(Records excerpted from a collection)

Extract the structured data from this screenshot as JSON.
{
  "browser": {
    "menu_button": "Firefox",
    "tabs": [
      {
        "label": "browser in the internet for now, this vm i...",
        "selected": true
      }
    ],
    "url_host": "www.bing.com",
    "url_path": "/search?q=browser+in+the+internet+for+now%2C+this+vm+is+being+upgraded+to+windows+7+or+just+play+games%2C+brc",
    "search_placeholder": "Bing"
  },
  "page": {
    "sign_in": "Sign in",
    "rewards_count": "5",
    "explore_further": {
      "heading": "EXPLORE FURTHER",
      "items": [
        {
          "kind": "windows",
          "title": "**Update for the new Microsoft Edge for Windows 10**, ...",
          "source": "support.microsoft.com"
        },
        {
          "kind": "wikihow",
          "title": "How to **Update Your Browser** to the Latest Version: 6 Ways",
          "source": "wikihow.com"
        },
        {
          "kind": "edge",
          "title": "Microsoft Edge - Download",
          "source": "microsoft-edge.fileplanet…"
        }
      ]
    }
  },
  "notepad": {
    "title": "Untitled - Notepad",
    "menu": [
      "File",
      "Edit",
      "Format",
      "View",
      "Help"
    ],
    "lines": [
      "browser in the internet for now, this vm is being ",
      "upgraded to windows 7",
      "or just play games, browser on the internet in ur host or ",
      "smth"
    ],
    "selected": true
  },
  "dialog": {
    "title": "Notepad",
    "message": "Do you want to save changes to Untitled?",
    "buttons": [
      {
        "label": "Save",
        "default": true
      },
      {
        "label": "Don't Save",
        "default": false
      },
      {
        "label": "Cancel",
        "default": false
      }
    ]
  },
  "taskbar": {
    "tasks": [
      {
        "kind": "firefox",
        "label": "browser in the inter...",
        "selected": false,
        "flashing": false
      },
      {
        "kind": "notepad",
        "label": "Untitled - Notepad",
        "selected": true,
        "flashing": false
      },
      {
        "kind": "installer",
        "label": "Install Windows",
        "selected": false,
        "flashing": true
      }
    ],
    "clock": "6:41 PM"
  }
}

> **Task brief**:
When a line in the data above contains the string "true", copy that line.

> **Result of this exercise**:
        "selected": true
    "selected": true
        "default": true
        "selected": true,
        "flashing": true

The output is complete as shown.